Why Use Pointers

beginner c++11 memory

Related: What Are Pointers and Why Use References

Pointers have many uses in C++ some of which include:

Heap Allocation

Most variables you use in C++ are on the stack. Stack variables live for the lifetime of the scope they are a part of which is usually a single function but can also be a for loop or an if statement. If you need a variable to live longer than a single function then you allocate that variable on the heap. This is very useful when the size of the variable is large or it’s expensive to create that variable, it makes sense to allocate large and expensive objects on the heap and pass a pointer to other functions than to recreate the same data. When allocating data on the heap the variable is located in heap memory which belongs to your program but not to any particular function. Because of this we only ever have pointers to memory on the heap:

#include <iostream>
#include <string>

struct Planet {
  std::string name;
  float distance;
  float radius;
  float mass;
  // We could have lots more here

// We could also accept a "const Planet&" here instead
// https://cppbyexample.com/why_references.html
void describe_planet(Planet* planet) {
  std::cout << planet->name << ":\n"
            << "  Distance from Sun: " << planet->distance << "\n"
            << "  Radius: " << planet->radius << "\n"
            << "  Mass: " << planet->mass << "\n";

int main() {
  Planet* mars = new Planet{"Mars", 1.5, 3389.5, 6.4171e23};
  if (!mars) {
    std::cout << "Unable to allocate memory for a new Planet\n";
    return 1;


  // Everything created with "new" must also be "deleted"
  delete mars;
  Distance from Sun: 1.5
  Radius: 3389.5
  Mass: 6.4171e+23

If the changed syntax above is confusing, check out How Pointers Work in C++ for more details.

You Can Do Math with Pointers
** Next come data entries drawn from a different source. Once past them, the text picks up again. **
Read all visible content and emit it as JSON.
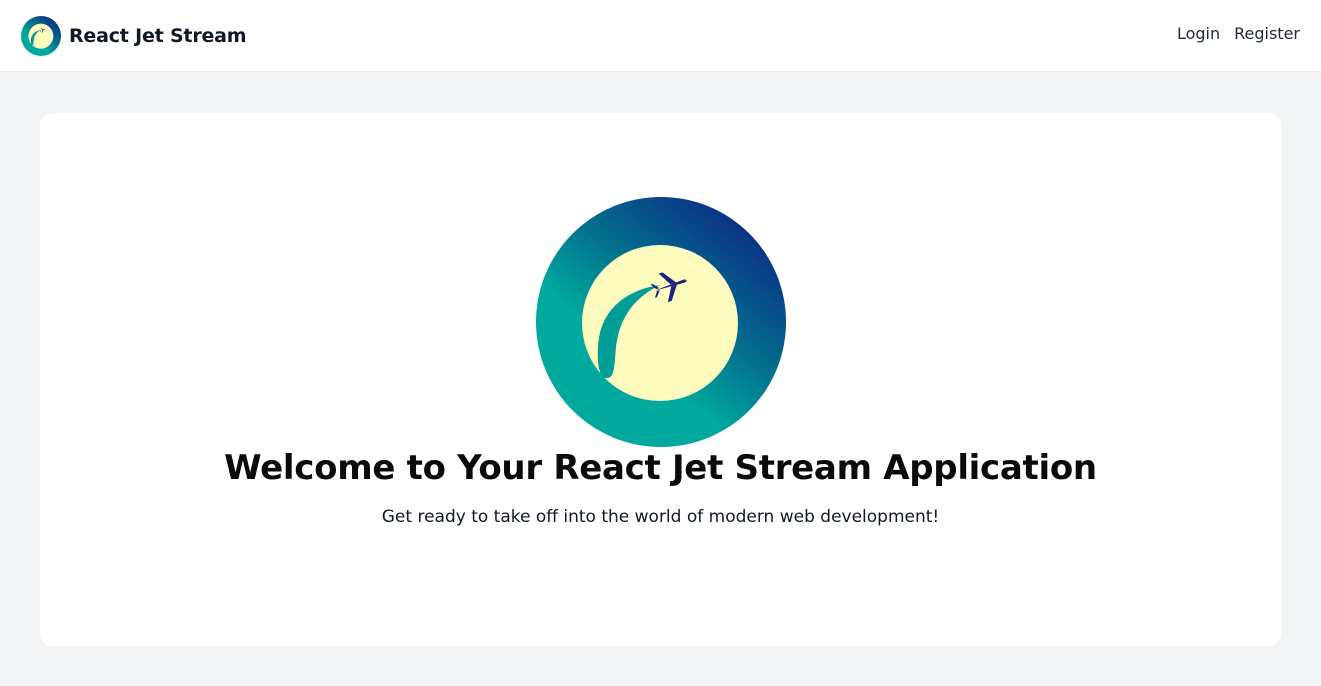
{
  "header": {
    "brand_name": "React Jet Stream",
    "brand_logo_icon": "jet-stream-logo-icon",
    "nav": {
      "login_label": "Login",
      "register_label": "Register"
    }
  },
  "main": {
    "hero_logo_icon": "jet-stream-logo-icon",
    "title": "Welcome to Your React Jet Stream Application",
    "subtitle": "Get ready to take off into the world of modern web development!"
  },
  "colors": {
    "page_background": "#f3f4f6",
    "card_background": "#ffffff",
    "logo_outer_dark": "#0b2e85",
    "logo_outer_teal": "#00a99d",
    "logo_inner_cream": "#fdfcbe",
    "plane": "#1a237e"
  }
}
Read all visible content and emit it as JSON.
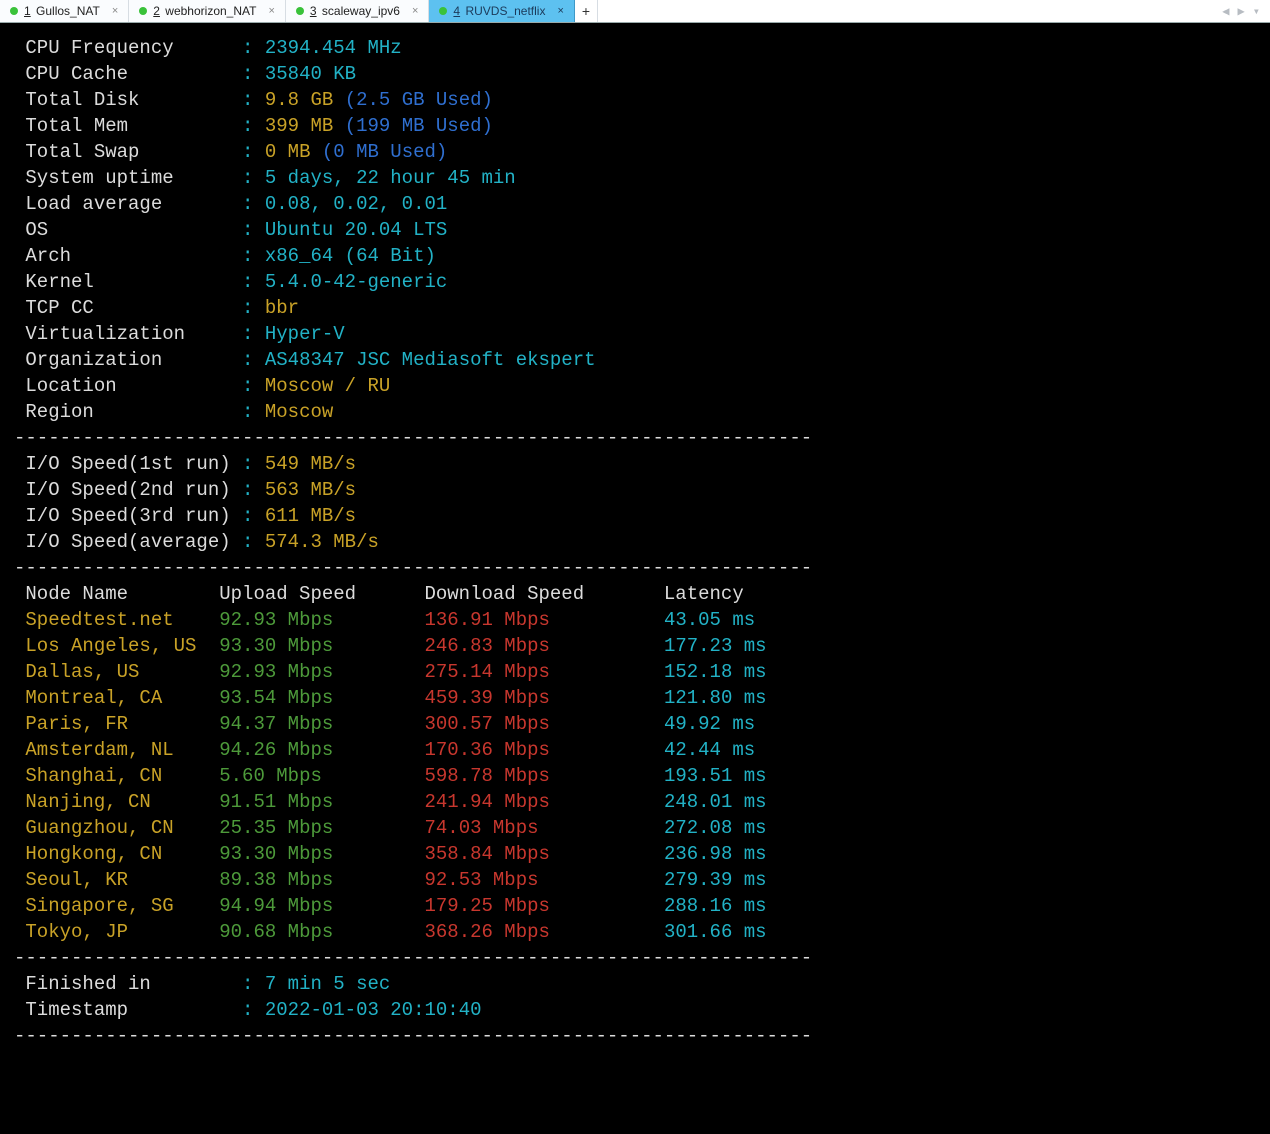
{
  "tabs": [
    {
      "num": "1",
      "label": "Gullos_NAT",
      "active": false
    },
    {
      "num": "2",
      "label": "webhorizon_NAT",
      "active": false
    },
    {
      "num": "3",
      "label": "scaleway_ipv6",
      "active": false
    },
    {
      "num": "4",
      "label": "RUVDS_netflix",
      "active": true
    }
  ],
  "newtab_label": "+",
  "arrows": {
    "left": "◀",
    "right": "▶",
    "down": "▾"
  },
  "divider": "----------------------------------------------------------------------",
  "colon": ":",
  "sys": {
    "cpu_freq": {
      "label": "CPU Frequency",
      "val": "2394.454 MHz"
    },
    "cpu_cache": {
      "label": "CPU Cache",
      "val": "35840 KB"
    },
    "total_disk": {
      "label": "Total Disk",
      "val": "9.8 GB",
      "paren": "(2.5 GB Used)"
    },
    "total_mem": {
      "label": "Total Mem",
      "val": "399 MB",
      "paren": "(199 MB Used)"
    },
    "total_swap": {
      "label": "Total Swap",
      "val": "0 MB",
      "paren": "(0 MB Used)"
    },
    "uptime": {
      "label": "System uptime",
      "val": "5 days, 22 hour 45 min"
    },
    "load": {
      "label": "Load average",
      "val": "0.08, 0.02, 0.01"
    },
    "os": {
      "label": "OS",
      "val": "Ubuntu 20.04 LTS"
    },
    "arch": {
      "label": "Arch",
      "val": "x86_64 (64 Bit)"
    },
    "kernel": {
      "label": "Kernel",
      "val": "5.4.0-42-generic"
    },
    "tcpcc": {
      "label": "TCP CC",
      "val": "bbr"
    },
    "virt": {
      "label": "Virtualization",
      "val": "Hyper-V"
    },
    "org": {
      "label": "Organization",
      "val": "AS48347 JSC Mediasoft ekspert"
    },
    "location": {
      "label": "Location",
      "val": "Moscow / RU"
    },
    "region": {
      "label": "Region",
      "val": "Moscow"
    }
  },
  "io": [
    {
      "label": "I/O Speed(1st run)",
      "val": "549 MB/s"
    },
    {
      "label": "I/O Speed(2nd run)",
      "val": "563 MB/s"
    },
    {
      "label": "I/O Speed(3rd run)",
      "val": "611 MB/s"
    },
    {
      "label": "I/O Speed(average)",
      "val": "574.3 MB/s"
    }
  ],
  "speed_header": {
    "node": "Node Name",
    "up": "Upload Speed",
    "down": "Download Speed",
    "lat": "Latency"
  },
  "speed": [
    {
      "node": "Speedtest.net",
      "up": "92.93 Mbps",
      "down": "136.91 Mbps",
      "lat": "43.05 ms"
    },
    {
      "node": "Los Angeles, US",
      "up": "93.30 Mbps",
      "down": "246.83 Mbps",
      "lat": "177.23 ms"
    },
    {
      "node": "Dallas, US",
      "up": "92.93 Mbps",
      "down": "275.14 Mbps",
      "lat": "152.18 ms"
    },
    {
      "node": "Montreal, CA",
      "up": "93.54 Mbps",
      "down": "459.39 Mbps",
      "lat": "121.80 ms"
    },
    {
      "node": "Paris, FR",
      "up": "94.37 Mbps",
      "down": "300.57 Mbps",
      "lat": "49.92 ms"
    },
    {
      "node": "Amsterdam, NL",
      "up": "94.26 Mbps",
      "down": "170.36 Mbps",
      "lat": "42.44 ms"
    },
    {
      "node": "Shanghai, CN",
      "up": "5.60 Mbps",
      "down": "598.78 Mbps",
      "lat": "193.51 ms"
    },
    {
      "node": "Nanjing, CN",
      "up": "91.51 Mbps",
      "down": "241.94 Mbps",
      "lat": "248.01 ms"
    },
    {
      "node": "Guangzhou, CN",
      "up": "25.35 Mbps",
      "down": "74.03 Mbps",
      "lat": "272.08 ms"
    },
    {
      "node": "Hongkong, CN",
      "up": "93.30 Mbps",
      "down": "358.84 Mbps",
      "lat": "236.98 ms"
    },
    {
      "node": "Seoul, KR",
      "up": "89.38 Mbps",
      "down": "92.53 Mbps",
      "lat": "279.39 ms"
    },
    {
      "node": "Singapore, SG",
      "up": "94.94 Mbps",
      "down": "179.25 Mbps",
      "lat": "288.16 ms"
    },
    {
      "node": "Tokyo, JP",
      "up": "90.68 Mbps",
      "down": "368.26 Mbps",
      "lat": "301.66 ms"
    }
  ],
  "footer": {
    "finished": {
      "label": "Finished in",
      "val": "7 min 5 sec"
    },
    "timestamp": {
      "label": "Timestamp",
      "val": "2022-01-03 20:10:40"
    }
  }
}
One of the most powerful, and dangerous, features of pointers is that you can perform pointer math with them. When you add or subtract an integer to a pointer it changes what that pointer points to. You must be very careful with this. There’s no guardrails with pointer math and it’s very easy to accidentally make a pointer point to something you didn’t mean to. When this happens your program might crash but worst case the memory at the pointed to address looks “close enough” to what your program was expecting and it may just continue on for some time! Like I said, dangerous stuff. Here’s an example:

#include <iostream>
#include <string>
#include <array>

struct Planet {
  std::string name;
  double distance;
  double radius;
  double mass;
  // We could have lots more here

int main() {
  std::array<Planet, 4> planets;
  planets[0] = Planet{"Mercury", 0.4, 2439.7, 3.3011e23};
  planets[1] = Planet{"Venus", 0.7, 6051.8, 4.8675e24};
  planets[2] = Planet{"Earth", 1, 6371.0, 5.972e24};
  planets[3] = Planet{"Mars", 1.5, 3389.5, 6.4171e23};

  // std::array data() returns a pointer to the first element.
  // std::array *guarantees* the elements are next to each other 
  // in memory. Otherwise this wouldn't work.
  Planet* firstPlanet = planets.data();

  Planet* planet = firstPlanet;
  for (size_t i = 0; i < planets.size(); i++) {
    std::cout << planet->distance << "\n";
    planet = planet + 1; // Same as planet++ or planet += 1;

  std::cout << "We're now reading *after* the planets vector\n";
  for (size_t i = 0; i < 4; i++) {
    std::cout << planet->radius<< "\n";
We're now reading *after* the planets vector

What we just did in the first for loop is known as iteration. In fact, when using the for-each style for loop (for (Planet& p : planets)) C++ is generating code for you that looks similar to the first for loop in the above example. This has the added benefit of always correctly reading elements from the object you’re iterating and not accidentally reading garbage memory, such as in the second for loop above.

For more C++ By Example, click here.